In Sean’s Ships: Bringing the World Together, Sean and Robot are on a mission to sell custard creams across the world and with the help of the Captain, have been learning all about ships and world trade.
In this series of Sean’s Ships we’ve been learning all about international trade – that’s the way different countries exchange stuff. A bit like the way you might trade things with friends in Minecraft.
One of the things we haven’t really explored yet, is the design and workings of a cargo ship.
Plus once you’re an expert on Cargo Ships don’t forget to try the quiz!
Cargo Ships of the Past
Ships have been used for thousands of years. The oldest ever found is the Pesse Canoe which is believed to be 10,000 years old.
One of the earliest types of ship is one you might have made yourself.

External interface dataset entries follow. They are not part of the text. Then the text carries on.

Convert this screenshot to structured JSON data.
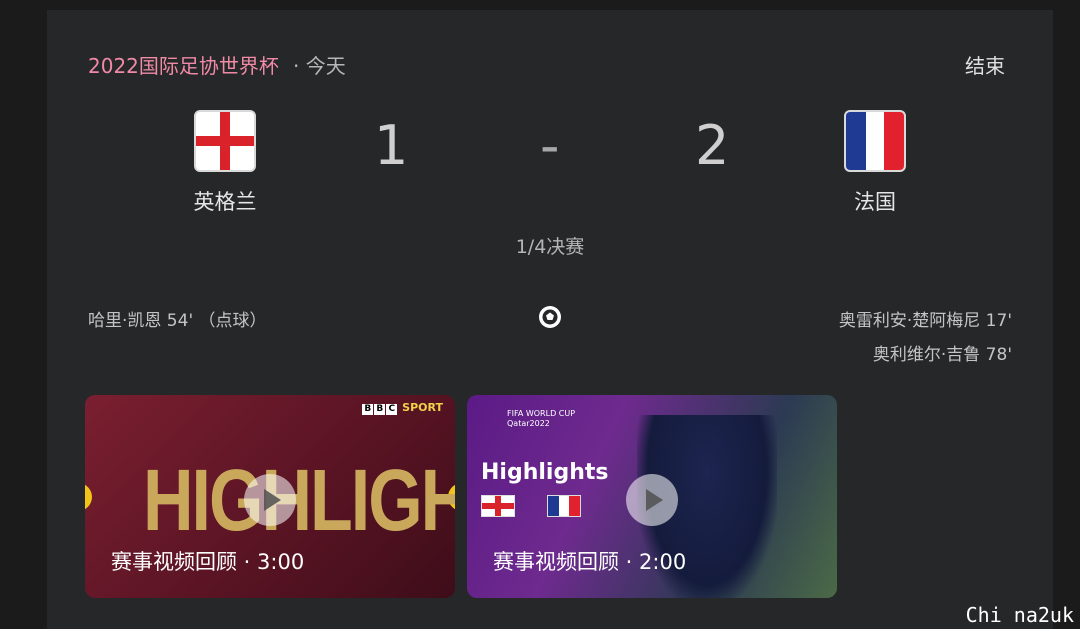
{
  "header": {
    "competition": "2022国际足协世界杯",
    "date_sep": "· 今天",
    "status": "结束"
  },
  "home": {
    "name": "英格兰",
    "score": "1",
    "flag_icon": "england-flag-icon"
  },
  "away": {
    "name": "法国",
    "score": "2",
    "flag_icon": "france-flag-icon"
  },
  "score_sep": "-",
  "stage": "1/4决赛",
  "scorers": {
    "home": [
      "哈里·凯恩 54' （点球）"
    ],
    "away": [
      "奥雷利安·楚阿梅尼 17'",
      "奥利维尔·吉鲁 78'"
    ]
  },
  "videos": [
    {
      "caption": "赛事视频回顾 · 3:00",
      "overlay_title": "HIGHLIGHTS",
      "brand": "SPORT",
      "brand_boxes": [
        "B",
        "B",
        "C"
      ]
    },
    {
      "caption": "赛事视频回顾 · 2:00",
      "overlay_title": "Highlights",
      "brand_line1": "FIFA WORLD CUP",
      "brand_line2": "Qatar2022"
    }
  ],
  "watermark": "Chi na2uk",
  "colors": {
    "accent_pink": "#f08aa6",
    "card_bg": "#262729",
    "page_bg": "#1b1b1c"
  }
}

A raft!
The first ships would have been basic rafts and canoes. That was until a very important invention… the sail, which lets wind power do all the work, rather than human muscle alone. Ships could travel further and for longer – allowing people to explore greater distances than ever before. Over time, ships got more and more specialised, with different types for fishing, transporting products and also carrying people.
Egyptian Cargo Ships
Some of the first cargo ships were made by the Egyptians.
The Egyptians built their cargo ships by lashing and sewing together small pieces of wood. The ships were so strong they could carry huge stones weighing over 300 tonnes. The stones needed to be huge to make big statues. The Egyptians travelled across the Mediterranean and Red Sea to trade with other ancient civilisations.
Viking Cargo Ships
The Vikings were famous for invading many places by ship. Most of their ships were long and narrow, with an animal like a dragon at the front.
The Viking cargo ship is known as Knarr. Its hull is wider, deeper and shorter than a Viking longship. This allowed Vikings to take more cargo. They’d be loaded with wool, wheat, honey and armour and then sail across the Baltic Sea, they could even carry sheep to settlements in Iceland.
Modern Cargo Ships
Just like those Egyptian and Viking cargo ships were designed to carry cargo, modern cargo ships are the same – with different shapes and sizes depending on the job. There’s certainly plenty of work to be done with around 1.8 billion metric tons of cargo shipped annually.
A typical cargo ship can be over 360 metres long – that’s longer than 30 buses!
Some cargo ships are special ships designed to carry cars and trucks. They have a garage into which the cars are driven so they don’t have to be hoisted on like shipping containers.
Other cargo ships such as oil tankers are also designed specially. On an oil tanker the bottom of the ship is divided into different tanks. By splitting the hull into tanks, oil can be loaded and unloaded with multiple pumps making a faster process. It also means that if something happens to the ship, and the oil spills out, they can limit how much oil is lost. Oil spills are really damaging to nature and sea life so minimising how much destruction could be caused is really useful.
Then you’ve got your container ships for carrying, well virtually anything that can fit inside a container. They’re pretty much the shipping workhorse these days. With something like 55,000 container ships around the world, there’s a ship to carry whatever you need, wherever you want it to go.
Now you’re a Cargo Ships expert why not try our quiz?
Sean’s Ships – Bringing the World Together. With support from Lloyd’s Register Foundation.Add a comment
How do ships work and why are there so many routes? Sean's exploring the history and science behind ships and international trade!More From Sean’s Ships